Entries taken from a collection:
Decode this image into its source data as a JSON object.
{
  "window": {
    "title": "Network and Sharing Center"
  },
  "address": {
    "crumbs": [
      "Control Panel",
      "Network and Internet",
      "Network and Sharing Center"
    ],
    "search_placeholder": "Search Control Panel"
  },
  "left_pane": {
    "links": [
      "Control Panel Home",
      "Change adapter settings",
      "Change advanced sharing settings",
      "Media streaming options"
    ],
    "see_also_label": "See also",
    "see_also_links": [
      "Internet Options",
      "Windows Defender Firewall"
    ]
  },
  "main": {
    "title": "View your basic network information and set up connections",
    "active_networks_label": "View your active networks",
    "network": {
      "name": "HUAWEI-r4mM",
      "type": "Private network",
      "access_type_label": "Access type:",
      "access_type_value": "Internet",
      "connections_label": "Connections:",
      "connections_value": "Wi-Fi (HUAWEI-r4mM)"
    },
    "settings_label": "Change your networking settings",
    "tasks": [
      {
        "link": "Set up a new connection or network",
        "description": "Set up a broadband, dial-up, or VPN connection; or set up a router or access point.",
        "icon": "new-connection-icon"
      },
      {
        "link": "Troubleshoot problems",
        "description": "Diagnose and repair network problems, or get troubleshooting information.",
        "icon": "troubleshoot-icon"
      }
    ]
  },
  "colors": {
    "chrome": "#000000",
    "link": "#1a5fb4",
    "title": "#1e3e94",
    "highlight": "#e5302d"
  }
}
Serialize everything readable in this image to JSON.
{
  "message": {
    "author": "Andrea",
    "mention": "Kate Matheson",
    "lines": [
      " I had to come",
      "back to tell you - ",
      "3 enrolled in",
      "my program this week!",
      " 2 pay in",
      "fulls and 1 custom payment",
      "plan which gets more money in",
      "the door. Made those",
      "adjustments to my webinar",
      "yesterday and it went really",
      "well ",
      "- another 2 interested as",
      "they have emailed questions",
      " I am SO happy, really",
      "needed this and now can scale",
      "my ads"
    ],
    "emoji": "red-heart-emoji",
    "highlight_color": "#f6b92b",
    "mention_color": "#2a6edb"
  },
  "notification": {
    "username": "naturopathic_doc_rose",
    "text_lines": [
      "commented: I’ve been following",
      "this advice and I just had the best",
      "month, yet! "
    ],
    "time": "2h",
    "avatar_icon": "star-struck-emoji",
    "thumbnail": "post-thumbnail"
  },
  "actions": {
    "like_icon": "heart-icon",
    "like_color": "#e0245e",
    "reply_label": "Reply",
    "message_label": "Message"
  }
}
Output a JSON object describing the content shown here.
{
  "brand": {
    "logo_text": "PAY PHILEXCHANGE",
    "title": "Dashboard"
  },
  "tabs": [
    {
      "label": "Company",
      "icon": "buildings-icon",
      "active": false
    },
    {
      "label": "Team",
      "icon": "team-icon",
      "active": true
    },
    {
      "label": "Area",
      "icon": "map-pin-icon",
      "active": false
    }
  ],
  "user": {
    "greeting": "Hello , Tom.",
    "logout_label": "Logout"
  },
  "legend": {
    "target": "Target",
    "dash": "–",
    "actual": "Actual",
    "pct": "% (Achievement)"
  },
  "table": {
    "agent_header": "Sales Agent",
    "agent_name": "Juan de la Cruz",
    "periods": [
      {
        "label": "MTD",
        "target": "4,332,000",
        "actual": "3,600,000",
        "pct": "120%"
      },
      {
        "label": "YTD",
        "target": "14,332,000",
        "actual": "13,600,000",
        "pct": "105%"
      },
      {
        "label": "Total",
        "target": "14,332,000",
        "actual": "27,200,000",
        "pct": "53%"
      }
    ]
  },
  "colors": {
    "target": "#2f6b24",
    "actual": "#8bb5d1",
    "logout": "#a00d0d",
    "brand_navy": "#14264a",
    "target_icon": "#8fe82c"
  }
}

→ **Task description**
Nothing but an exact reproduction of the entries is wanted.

→ **Output of the task**
Decode this image into its source data as a JSON object.
{
  "window": {
    "title": "Network and Sharing Center"
  },
  "address": {
    "crumbs": [
      "Control Panel",
      "Network and Internet",
      "Network and Sharing Center"
    ],
    "search_placeholder": "Search Control Panel"
  },
  "left_pane": {
    "links": [
      "Control Panel Home",
      "Change adapter settings",
      "Change advanced sharing settings",
      "Media streaming options"
    ],
    "see_also_label": "See also",
    "see_also_links": [
      "Internet Options",
      "Windows Defender Firewall"
    ]
  },
  "main": {
    "title": "View your basic network information and set up connections",
    "active_networks_label": "View your active networks",
    "network": {
      "name": "HUAWEI-r4mM",
      "type": "Private network",
      "access_type_label": "Access type:",
      "access_type_value": "Internet",
      "connections_label": "Connections:",
      "connections_value": "Wi-Fi (HUAWEI-r4mM)"
    },
    "settings_label": "Change your networking settings",
    "tasks": [
      {
        "link": "Set up a new connection or network",
        "description": "Set up a broadband, dial-up, or VPN connection; or set up a router or access point.",
        "icon": "new-connection-icon"
      },
      {
        "link": "Troubleshoot problems",
        "description": "Diagnose and repair network problems, or get troubleshooting information.",
        "icon": "troubleshoot-icon"
      }
    ]
  },
  "colors": {
    "chrome": "#000000",
    "link": "#1a5fb4",
    "title": "#1e3e94",
    "highlight": "#e5302d"
  }
}
Serialize everything readable in this image to JSON.
{
  "message": {
    "author": "Andrea",
    "mention": "Kate Matheson",
    "lines": [
      " I had to come",
      "back to tell you - ",
      "3 enrolled in",
      "my program this week!",
      " 2 pay in",
      "fulls and 1 custom payment",
      "plan which gets more money in",
      "the door. Made those",
      "adjustments to my webinar",
      "yesterday and it went really",
      "well ",
      "- another 2 interested as",
      "they have emailed questions",
      " I am SO happy, really",
      "needed this and now can scale",
      "my ads"
    ],
    "emoji": "red-heart-emoji",
    "highlight_color": "#f6b92b",
    "mention_color": "#2a6edb"
  },
  "notification": {
    "username": "naturopathic_doc_rose",
    "text_lines": [
      "commented: I’ve been following",
      "this advice and I just had the best",
      "month, yet! "
    ],
    "time": "2h",
    "avatar_icon": "star-struck-emoji",
    "thumbnail": "post-thumbnail"
  },
  "actions": {
    "like_icon": "heart-icon",
    "like_color": "#e0245e",
    "reply_label": "Reply",
    "message_label": "Message"
  }
}
Output a JSON object describing the content shown here.
{
  "brand": {
    "logo_text": "PAY PHILEXCHANGE",
    "title": "Dashboard"
  },
  "tabs": [
    {
      "label": "Company",
      "icon": "buildings-icon",
      "active": false
    },
    {
      "label": "Team",
      "icon": "team-icon",
      "active": true
    },
    {
      "label": "Area",
      "icon": "map-pin-icon",
      "active": false
    }
  ],
  "user": {
    "greeting": "Hello , Tom.",
    "logout_label": "Logout"
  },
  "legend": {
    "target": "Target",
    "dash": "–",
    "actual": "Actual",
    "pct": "% (Achievement)"
  },
  "table": {
    "agent_header": "Sales Agent",
    "agent_name": "Juan de la Cruz",
    "periods": [
      {
        "label": "MTD",
        "target": "4,332,000",
        "actual": "3,600,000",
        "pct": "120%"
      },
      {
        "label": "YTD",
        "target": "14,332,000",
        "actual": "13,600,000",
        "pct": "105%"
      },
      {
        "label": "Total",
        "target": "14,332,000",
        "actual": "27,200,000",
        "pct": "53%"
      }
    ]
  },
  "colors": {
    "target": "#2f6b24",
    "actual": "#8bb5d1",
    "logout": "#a00d0d",
    "brand_navy": "#14264a",
    "target_icon": "#8fe82c"
  }
}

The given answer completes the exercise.